As companies prepared for the December break, questions about bonuses, leave, working on public holidays, misconduct and other issues were asked.
1. Are bonuses compulsory?
Bonuses are usually given at the discretion of the employer. It is, however, important to check an employee’s employment contract to ascertain the exact agreement on bonuses. If there is no clause in the employment contract, it is entirely up to the employer as to whether they wish to give their employees a December bonus.
2. Do employers have to give leave over December?
Some companies do not close over the December period and therefore employees may be required to work over December. This leave, however, will be carried over to the next year. It is important for employers to include a forfeiture of leave clause in employment contracts. That is, if the carried over leave is not used by April of the following year such leave will be forfeited. If employers do not have this clause such leave will need to be paid out should the employee ever leave their employment.
Employers may not pay workers instead of granting leave, except on termination of employment.
3. What happens if I am required to work on a public holiday?
Public holidays are regulated in terms of section 18 of the Basic Conditions of Employment Act 75 of 1997. If an employee agrees to work on a public holiday, he/she must be paid double their wage for the day, or alternatively be given a full day off amounting to one full day of leave, which will be over and above their annual leave.
4. If an employee commits a misconduct over the December period inside or outside working hours, can they be charged?
Yes. It is important to consider the employer’s disciplinary code and procedure. Any misconduct that brings the company’s name into disrepute may be charged even if such misconduct is outside of ordinary working hours.
5. Annual leave and shutdown periods – what are the labour laws?
Employees who work for 24 hours or more in a month may take annual leave. Every employee is entitled to 21 consecutive days (15 working days) annual leave on full pay in every leave cycle of 12 months. This may be increased according to the specific employee, the title they hold, or their length of service in the company.
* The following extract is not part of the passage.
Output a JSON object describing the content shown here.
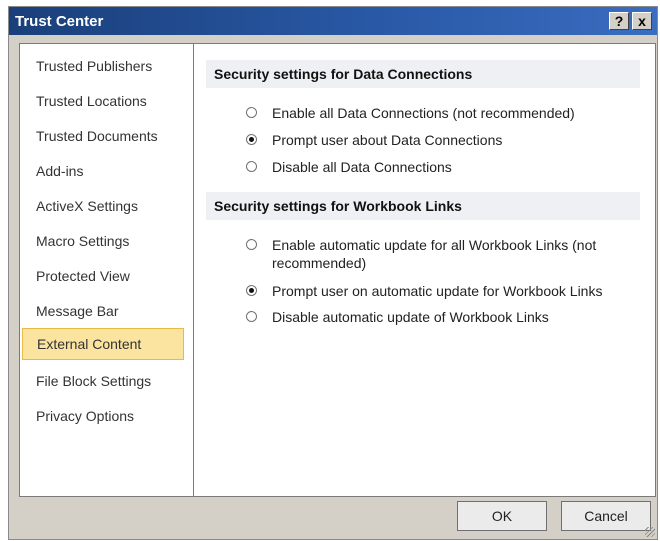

If employers have a shutdown period, employees may be requested to take their annual leave over this time. This may be stipulated in an employment contract. If this shutdown period and annual leave are communicated to the employee, and if employees exhaust their annual leave earlier in the year, the shutdown period will be treated as unpaid leave.
Source: www.golegal.co.za | Lexis Nexis South Africa | Written by Kayla Pashiou, Managing Director at Pashiou Incorporated